TASK - From the entries, filter out every line that lacks "JSON" and copy the rest.

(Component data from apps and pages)
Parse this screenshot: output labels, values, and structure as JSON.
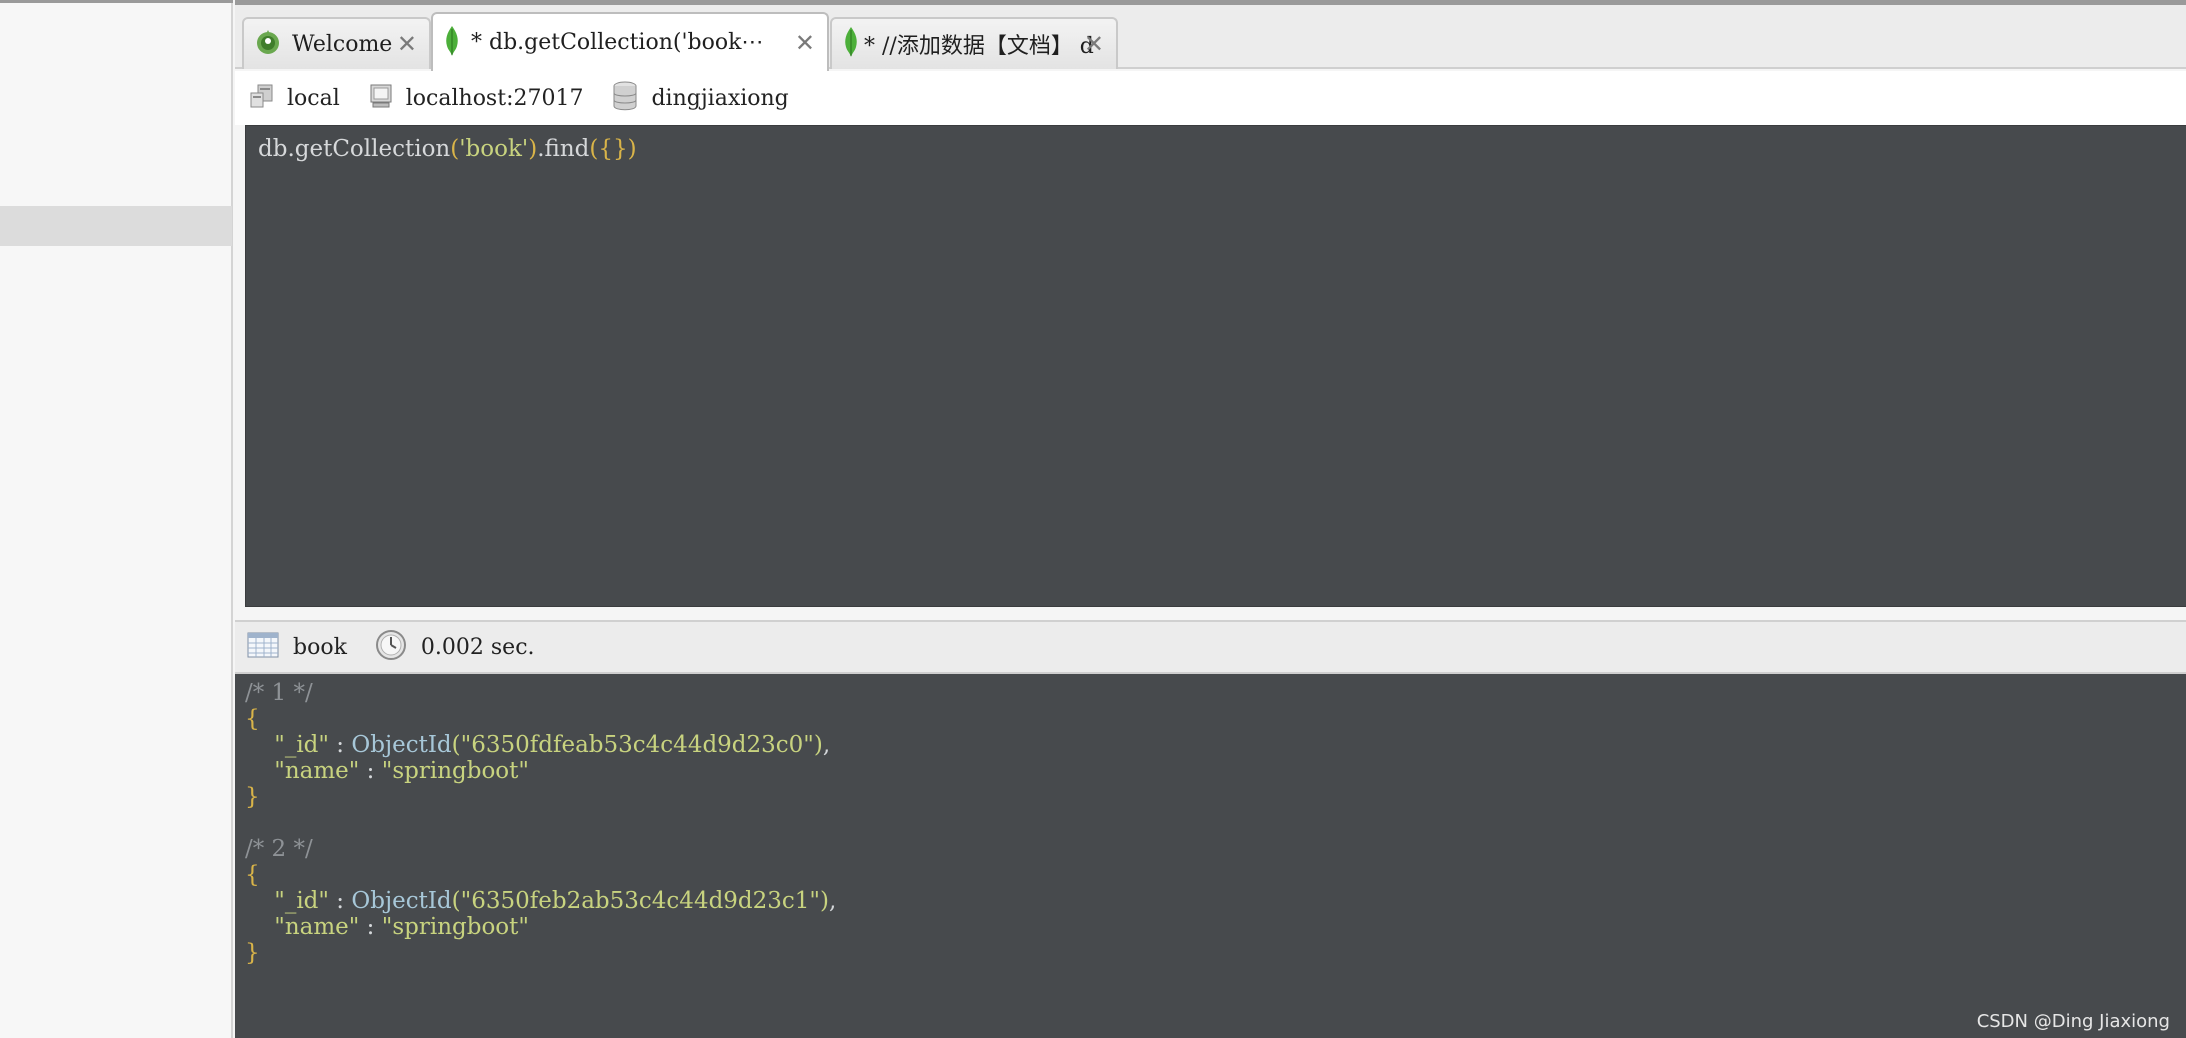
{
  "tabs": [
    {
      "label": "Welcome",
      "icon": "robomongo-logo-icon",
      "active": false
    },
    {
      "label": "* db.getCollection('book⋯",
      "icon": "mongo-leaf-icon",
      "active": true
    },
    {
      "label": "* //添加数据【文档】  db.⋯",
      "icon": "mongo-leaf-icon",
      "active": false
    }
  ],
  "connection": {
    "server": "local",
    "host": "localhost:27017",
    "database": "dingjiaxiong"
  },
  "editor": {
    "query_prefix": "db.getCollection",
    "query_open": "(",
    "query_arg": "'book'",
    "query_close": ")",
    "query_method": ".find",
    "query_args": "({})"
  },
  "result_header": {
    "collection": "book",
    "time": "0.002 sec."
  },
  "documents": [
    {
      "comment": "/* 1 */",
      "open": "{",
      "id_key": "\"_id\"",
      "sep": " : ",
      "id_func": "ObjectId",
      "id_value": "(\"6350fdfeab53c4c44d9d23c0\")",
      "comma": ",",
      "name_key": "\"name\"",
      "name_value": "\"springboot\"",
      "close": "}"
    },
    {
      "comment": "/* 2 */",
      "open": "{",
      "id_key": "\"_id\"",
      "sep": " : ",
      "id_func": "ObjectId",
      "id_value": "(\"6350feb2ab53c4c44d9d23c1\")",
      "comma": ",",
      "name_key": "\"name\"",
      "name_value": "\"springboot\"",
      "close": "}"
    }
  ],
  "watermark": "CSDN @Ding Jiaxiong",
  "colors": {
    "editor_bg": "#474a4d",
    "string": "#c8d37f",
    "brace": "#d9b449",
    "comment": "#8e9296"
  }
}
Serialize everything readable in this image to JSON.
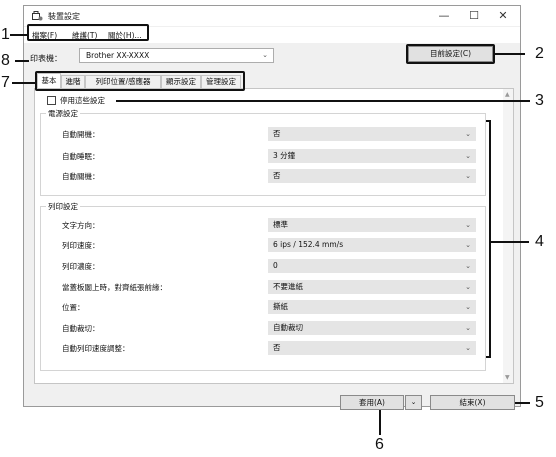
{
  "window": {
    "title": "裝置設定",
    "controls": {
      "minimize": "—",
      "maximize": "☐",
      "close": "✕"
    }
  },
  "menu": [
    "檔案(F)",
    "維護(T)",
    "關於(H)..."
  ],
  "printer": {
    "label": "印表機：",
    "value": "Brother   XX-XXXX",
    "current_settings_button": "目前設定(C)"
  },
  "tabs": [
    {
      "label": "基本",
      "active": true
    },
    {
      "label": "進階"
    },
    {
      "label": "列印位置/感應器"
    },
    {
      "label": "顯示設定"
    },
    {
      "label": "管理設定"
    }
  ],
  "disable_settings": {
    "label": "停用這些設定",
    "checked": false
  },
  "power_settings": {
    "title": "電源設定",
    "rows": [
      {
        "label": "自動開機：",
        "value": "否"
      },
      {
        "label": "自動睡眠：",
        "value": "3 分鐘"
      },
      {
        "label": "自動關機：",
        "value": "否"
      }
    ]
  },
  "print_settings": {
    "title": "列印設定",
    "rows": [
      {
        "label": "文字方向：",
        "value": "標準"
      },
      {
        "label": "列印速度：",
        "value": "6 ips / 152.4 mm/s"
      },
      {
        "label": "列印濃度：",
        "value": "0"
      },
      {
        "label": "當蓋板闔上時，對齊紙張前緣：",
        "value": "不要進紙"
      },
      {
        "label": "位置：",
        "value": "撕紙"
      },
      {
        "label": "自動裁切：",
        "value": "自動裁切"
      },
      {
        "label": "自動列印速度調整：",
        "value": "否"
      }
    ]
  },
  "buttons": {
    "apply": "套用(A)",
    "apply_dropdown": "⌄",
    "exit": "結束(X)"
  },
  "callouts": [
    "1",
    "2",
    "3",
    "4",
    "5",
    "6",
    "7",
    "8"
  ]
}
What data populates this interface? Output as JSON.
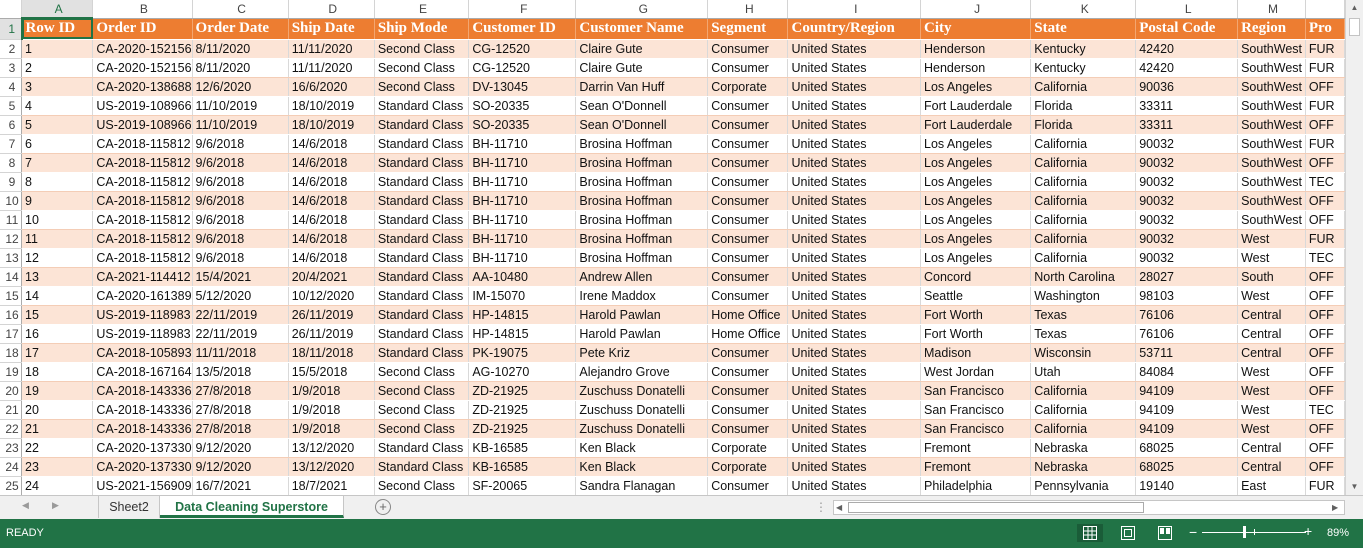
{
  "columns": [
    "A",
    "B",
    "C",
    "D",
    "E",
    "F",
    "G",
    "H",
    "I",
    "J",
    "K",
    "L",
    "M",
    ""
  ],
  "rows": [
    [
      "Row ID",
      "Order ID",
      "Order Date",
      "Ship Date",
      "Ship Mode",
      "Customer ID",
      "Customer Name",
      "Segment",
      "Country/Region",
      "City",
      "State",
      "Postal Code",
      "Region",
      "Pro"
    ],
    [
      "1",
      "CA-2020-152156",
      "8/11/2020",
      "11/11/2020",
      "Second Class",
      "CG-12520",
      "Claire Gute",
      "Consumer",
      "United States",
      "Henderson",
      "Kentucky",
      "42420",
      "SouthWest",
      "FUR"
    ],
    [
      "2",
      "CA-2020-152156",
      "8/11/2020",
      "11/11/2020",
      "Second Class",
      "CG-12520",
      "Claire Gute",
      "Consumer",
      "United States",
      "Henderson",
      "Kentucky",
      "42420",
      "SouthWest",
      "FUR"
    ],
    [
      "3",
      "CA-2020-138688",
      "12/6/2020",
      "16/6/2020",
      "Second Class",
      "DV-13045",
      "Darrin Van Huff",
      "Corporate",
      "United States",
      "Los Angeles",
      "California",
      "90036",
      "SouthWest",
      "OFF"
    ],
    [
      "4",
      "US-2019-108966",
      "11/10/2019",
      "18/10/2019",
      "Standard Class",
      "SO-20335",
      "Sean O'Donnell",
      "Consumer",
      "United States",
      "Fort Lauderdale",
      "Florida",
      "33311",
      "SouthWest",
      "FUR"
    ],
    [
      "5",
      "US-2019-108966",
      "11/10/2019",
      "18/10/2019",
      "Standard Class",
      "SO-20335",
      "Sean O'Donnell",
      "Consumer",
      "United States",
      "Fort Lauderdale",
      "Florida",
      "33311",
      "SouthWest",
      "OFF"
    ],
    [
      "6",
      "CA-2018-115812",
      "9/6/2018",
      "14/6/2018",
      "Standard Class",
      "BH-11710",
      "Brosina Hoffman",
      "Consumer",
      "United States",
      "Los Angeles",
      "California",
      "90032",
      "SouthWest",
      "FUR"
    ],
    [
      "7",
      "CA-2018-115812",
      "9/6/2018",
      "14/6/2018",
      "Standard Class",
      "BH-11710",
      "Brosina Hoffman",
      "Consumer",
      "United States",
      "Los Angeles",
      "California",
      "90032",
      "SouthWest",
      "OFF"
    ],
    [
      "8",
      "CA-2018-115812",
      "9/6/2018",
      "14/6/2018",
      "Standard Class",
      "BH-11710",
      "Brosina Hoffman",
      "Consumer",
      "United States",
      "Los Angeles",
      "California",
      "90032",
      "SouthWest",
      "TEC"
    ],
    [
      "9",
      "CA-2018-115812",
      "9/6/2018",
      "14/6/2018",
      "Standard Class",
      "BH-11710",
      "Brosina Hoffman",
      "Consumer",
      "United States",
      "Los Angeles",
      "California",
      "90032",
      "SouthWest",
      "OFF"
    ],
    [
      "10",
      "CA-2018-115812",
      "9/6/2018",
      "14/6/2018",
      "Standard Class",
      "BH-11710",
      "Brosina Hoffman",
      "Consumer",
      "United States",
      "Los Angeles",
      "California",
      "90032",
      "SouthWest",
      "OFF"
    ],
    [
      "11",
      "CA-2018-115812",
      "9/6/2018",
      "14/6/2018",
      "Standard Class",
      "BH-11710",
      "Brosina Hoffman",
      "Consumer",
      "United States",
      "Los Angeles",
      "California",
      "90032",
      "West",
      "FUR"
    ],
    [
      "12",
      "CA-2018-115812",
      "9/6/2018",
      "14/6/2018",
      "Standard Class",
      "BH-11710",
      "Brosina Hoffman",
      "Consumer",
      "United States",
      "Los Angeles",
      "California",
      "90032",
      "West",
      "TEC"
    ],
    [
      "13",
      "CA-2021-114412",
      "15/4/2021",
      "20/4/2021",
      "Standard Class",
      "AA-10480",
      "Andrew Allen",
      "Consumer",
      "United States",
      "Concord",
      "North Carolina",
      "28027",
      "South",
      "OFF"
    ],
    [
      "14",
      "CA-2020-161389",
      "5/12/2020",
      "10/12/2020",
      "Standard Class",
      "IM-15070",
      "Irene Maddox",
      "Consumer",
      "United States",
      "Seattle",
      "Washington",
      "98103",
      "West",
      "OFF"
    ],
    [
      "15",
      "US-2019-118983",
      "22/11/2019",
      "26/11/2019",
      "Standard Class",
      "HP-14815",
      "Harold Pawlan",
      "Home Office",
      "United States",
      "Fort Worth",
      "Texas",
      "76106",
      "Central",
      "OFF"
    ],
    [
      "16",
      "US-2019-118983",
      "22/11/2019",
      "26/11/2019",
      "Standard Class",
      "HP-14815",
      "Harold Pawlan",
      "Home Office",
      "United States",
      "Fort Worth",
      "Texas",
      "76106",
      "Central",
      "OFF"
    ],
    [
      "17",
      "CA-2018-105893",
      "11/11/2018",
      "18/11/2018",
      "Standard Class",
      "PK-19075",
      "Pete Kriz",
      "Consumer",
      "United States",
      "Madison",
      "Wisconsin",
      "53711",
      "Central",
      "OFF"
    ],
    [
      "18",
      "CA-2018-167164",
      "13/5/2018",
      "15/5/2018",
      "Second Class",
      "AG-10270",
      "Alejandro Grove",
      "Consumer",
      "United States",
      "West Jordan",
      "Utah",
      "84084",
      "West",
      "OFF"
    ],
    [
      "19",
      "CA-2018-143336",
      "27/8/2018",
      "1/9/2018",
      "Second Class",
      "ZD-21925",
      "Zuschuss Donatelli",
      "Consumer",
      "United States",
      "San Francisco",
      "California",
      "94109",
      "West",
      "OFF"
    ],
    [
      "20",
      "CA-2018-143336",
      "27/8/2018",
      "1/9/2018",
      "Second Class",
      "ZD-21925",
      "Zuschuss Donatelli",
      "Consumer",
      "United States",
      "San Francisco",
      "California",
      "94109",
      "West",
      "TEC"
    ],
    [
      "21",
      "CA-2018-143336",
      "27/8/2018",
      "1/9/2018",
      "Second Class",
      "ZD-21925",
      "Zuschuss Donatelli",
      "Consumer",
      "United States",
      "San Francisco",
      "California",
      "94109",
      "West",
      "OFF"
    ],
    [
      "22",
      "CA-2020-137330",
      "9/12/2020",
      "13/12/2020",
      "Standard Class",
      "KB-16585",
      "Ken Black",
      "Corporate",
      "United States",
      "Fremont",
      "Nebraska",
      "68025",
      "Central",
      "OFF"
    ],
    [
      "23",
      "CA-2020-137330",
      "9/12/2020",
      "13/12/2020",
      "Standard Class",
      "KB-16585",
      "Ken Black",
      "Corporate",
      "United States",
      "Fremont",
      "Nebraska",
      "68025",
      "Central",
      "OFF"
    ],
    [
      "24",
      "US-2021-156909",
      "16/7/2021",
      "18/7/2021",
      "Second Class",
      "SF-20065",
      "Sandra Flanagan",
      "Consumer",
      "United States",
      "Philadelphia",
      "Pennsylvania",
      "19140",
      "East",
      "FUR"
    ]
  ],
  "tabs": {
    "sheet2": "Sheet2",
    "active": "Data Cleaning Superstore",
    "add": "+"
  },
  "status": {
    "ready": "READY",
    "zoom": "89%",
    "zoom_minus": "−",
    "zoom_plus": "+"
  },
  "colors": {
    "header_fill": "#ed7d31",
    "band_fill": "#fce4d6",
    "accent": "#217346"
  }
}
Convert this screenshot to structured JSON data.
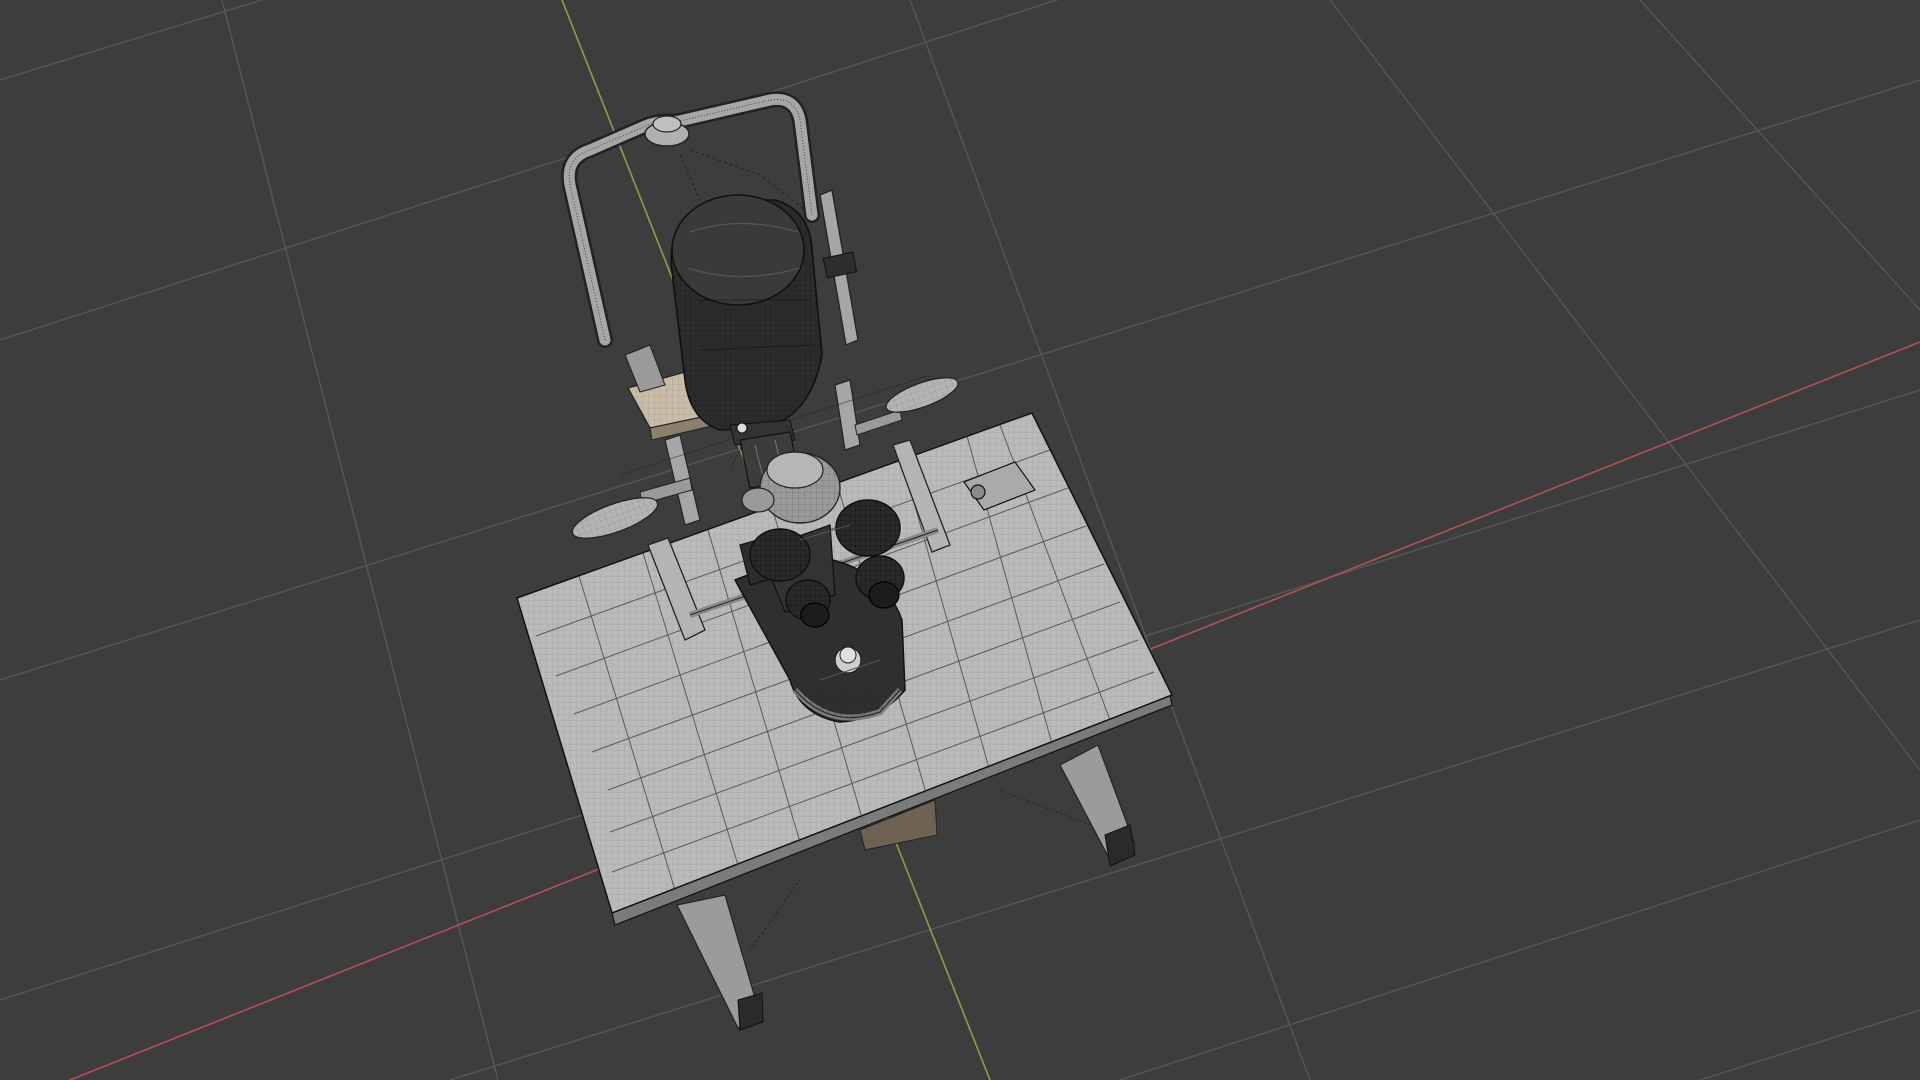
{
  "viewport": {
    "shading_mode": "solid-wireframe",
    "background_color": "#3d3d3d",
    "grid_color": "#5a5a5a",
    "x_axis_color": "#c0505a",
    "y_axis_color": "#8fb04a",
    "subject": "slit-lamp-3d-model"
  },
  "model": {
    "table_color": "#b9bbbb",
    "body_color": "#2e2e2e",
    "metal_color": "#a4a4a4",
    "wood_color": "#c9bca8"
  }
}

SOLUTION -
Parse this screenshot: output labels, values, and structure as JSON.
Serialize everything readable in this image to JSON.
What data populates this interface? Output as JSON.
Convert this screenshot to structured JSON data.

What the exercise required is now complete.